This page is dedicated to the art of cheesecake and the pin-up. "Cheesecake", as I'm using the term here is a particular school of art, predominantly of the last hundred years. One that I think is often misunderstood. As I'm defining the term, it refers to pictures that are primarily of provocatively clad, sexually attractive women. The male equivalent would probably be "beefcake". These pictures generally focus only on the subject, with background and props kept to a minimum.
I specifically do not mean pornography. The subjects of cheesecake are
attractive people, not body parts nor sexual activity. The model is
"provocative" not obscene. She may be coy, flirtatious or even
seductive, but all such invitations are promises or hopes of the future
and not yet fait accomplis. She may also be caught unawares in
the innocent act of being herself.
Examples would be calendar pictures, post cards, and magazine pin-ups or centerfolds. Cheesecake is also used in advertisements, on posters, tin signs and the like. For years, before color photography was common, they were the main medium for publicity pictures of movie stars. (The picture to the left is Hedy Lammarr as painted by Alberto Vargas while he was working for Esquire.)
They are often humorous, with captions or a bit of dialog, differing from cartoons only in being full-color paintings and not simple line art. This is not a hard and fast distinction, though, as the pen and ink drawings of Charles Dana Gibson would seem to qualify as pin-ups.
In these pages I've attempted to trace the history of cheesecake and pin-up from its origins in the poster and commercial art of the late nineteenth century to the current day. I won't claim that this work is definitive. It's just a personal perspective, and since it's been evolving for at least a decade, it is by no means final or complete. There are always artists and trends and beautiful women that I feel bad about having left out. Some of them will, no doubt, be added in the future.

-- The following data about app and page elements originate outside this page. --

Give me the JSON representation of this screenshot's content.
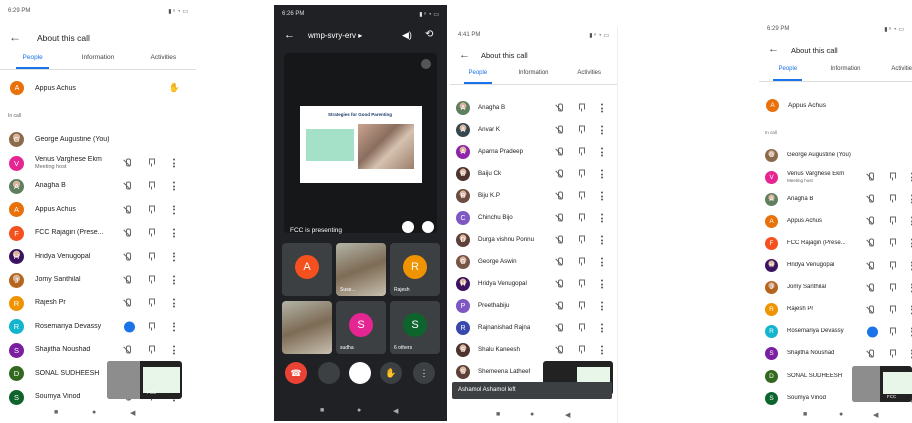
{
  "p1": {
    "status": "6:29 PM",
    "status_r": "▮ ⁿ ◔ ▭",
    "title": "About this call",
    "tabs": [
      "People",
      "Information",
      "Activities"
    ],
    "host": {
      "name": "Appus Achus",
      "letter": "A",
      "color": "#e8710a"
    },
    "section": "In call",
    "rows": [
      {
        "n": "George Augustine (You)",
        "l": "G",
        "c": "#8b6b4a",
        "img": true
      },
      {
        "n": "Venus Varghese Ekm",
        "s": "Meeting host",
        "l": "V",
        "c": "#e52592"
      },
      {
        "n": "Anagha B",
        "l": "A",
        "c": "#5f7f5f",
        "img": true
      },
      {
        "n": "Appus Achus",
        "l": "A",
        "c": "#e8710a"
      },
      {
        "n": "FCC Rajagiri (Prese...",
        "l": "F",
        "c": "#f4511e",
        "blue": true
      },
      {
        "n": "Hridya Venugopal",
        "l": "H",
        "c": "#3c1361",
        "img": true
      },
      {
        "n": "Jomy Santhilal",
        "l": "J",
        "c": "#b5651d",
        "img": true
      },
      {
        "n": "Rajesh Pr",
        "l": "R",
        "c": "#f09300"
      },
      {
        "n": "Rosemariya Devassy",
        "l": "R",
        "c": "#12b5cb",
        "talk": true
      },
      {
        "n": "Shajitha Noushad",
        "l": "S",
        "c": "#7b1fa2"
      },
      {
        "n": "SONAL SUDHEESH",
        "l": "D",
        "c": "#33691e"
      },
      {
        "n": "Soumya Vinod",
        "l": "S",
        "c": "#0d652d"
      }
    ],
    "pip": "FCC"
  },
  "p2": {
    "status": "6:26 PM",
    "status_r": "▮ ⁿ ◔ ▭",
    "code": "wmp-svry-erv ▸",
    "slide": "Strategies for Good Parenting",
    "presenting": "FCC is presenting",
    "tiles": [
      {
        "n": "",
        "l": "A",
        "c": "#f4511e"
      },
      {
        "n": "Suse...",
        "img": true
      },
      {
        "n": "Rajesh",
        "l": "R",
        "c": "#f09300"
      },
      {
        "n": "",
        "img": true
      },
      {
        "n": "sudha",
        "l": "S",
        "c": "#e52592"
      },
      {
        "n": "6 others",
        "l": "S",
        "c": "#0d652d",
        "s2": "S"
      }
    ]
  },
  "p3": {
    "status": "4:41 PM",
    "status_r": "▮ ⁿ ◔ ▭",
    "title": "About this call",
    "tabs": [
      "People",
      "Information",
      "Activities"
    ],
    "rows": [
      {
        "n": "Anagha B",
        "l": "A",
        "c": "#5f7f5f",
        "img": true
      },
      {
        "n": "Anvar K",
        "l": "A",
        "c": "#37474f",
        "img": true
      },
      {
        "n": "Aparna Pradeep",
        "l": "A",
        "c": "#8e24aa",
        "img": true
      },
      {
        "n": "Baiju Ck",
        "l": "B",
        "c": "#4e342e",
        "img": true
      },
      {
        "n": "Biju K.P",
        "l": "B",
        "c": "#6d4c41",
        "img": true
      },
      {
        "n": "Chinchu Bijo",
        "l": "C",
        "c": "#7e57c2"
      },
      {
        "n": "Durga vishnu Ponnu",
        "l": "D",
        "c": "#5d4037",
        "img": true
      },
      {
        "n": "George Aswin",
        "l": "G",
        "c": "#795548",
        "img": true
      },
      {
        "n": "Hridya Venugopal",
        "l": "H",
        "c": "#3c1361",
        "img": true
      },
      {
        "n": "Preethabiju",
        "l": "P",
        "c": "#7e57c2"
      },
      {
        "n": "Rajnanishad Rajna",
        "l": "R",
        "c": "#3949ab"
      },
      {
        "n": "Shalu Kaneesh",
        "l": "S",
        "c": "#4e342e",
        "img": true
      },
      {
        "n": "Shemeena Latheef",
        "l": "S",
        "c": "#5d4037",
        "img": true
      }
    ],
    "toast": "Ashamol Ashamol left"
  },
  "p4": {
    "status": "6:29 PM",
    "status_r": "▮ ⁿ ◔ ▭",
    "title": "About this call",
    "tabs": [
      "People",
      "Information",
      "Activities"
    ],
    "host": {
      "name": "Appus Achus",
      "letter": "A",
      "color": "#e8710a"
    },
    "section": "In call",
    "rows": [
      {
        "n": "George Augustine (You)",
        "l": "G",
        "c": "#8b6b4a",
        "img": true
      },
      {
        "n": "Venus Varghese Ekm",
        "s": "Meeting host",
        "l": "V",
        "c": "#e52592"
      },
      {
        "n": "Anagha B",
        "l": "A",
        "c": "#5f7f5f",
        "img": true
      },
      {
        "n": "Appus Achus",
        "l": "A",
        "c": "#e8710a"
      },
      {
        "n": "FCC Rajagiri (Prese...",
        "l": "F",
        "c": "#f4511e",
        "blue": true
      },
      {
        "n": "Hridya Venugopal",
        "l": "H",
        "c": "#3c1361",
        "img": true
      },
      {
        "n": "Jomy Santhilal",
        "l": "J",
        "c": "#b5651d",
        "img": true
      },
      {
        "n": "Rajesh Pr",
        "l": "R",
        "c": "#f09300"
      },
      {
        "n": "Rosemariya Devassy",
        "l": "R",
        "c": "#12b5cb",
        "talk": true
      },
      {
        "n": "Shajitha Noushad",
        "l": "S",
        "c": "#7b1fa2"
      },
      {
        "n": "SONAL SUDHEESH",
        "l": "D",
        "c": "#33691e"
      },
      {
        "n": "Soumya Vinod",
        "l": "S",
        "c": "#0d652d"
      }
    ],
    "pip": "FCC"
  }
}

Chapter 1 starts in Paris, in
the last quarter of the nineteenth century...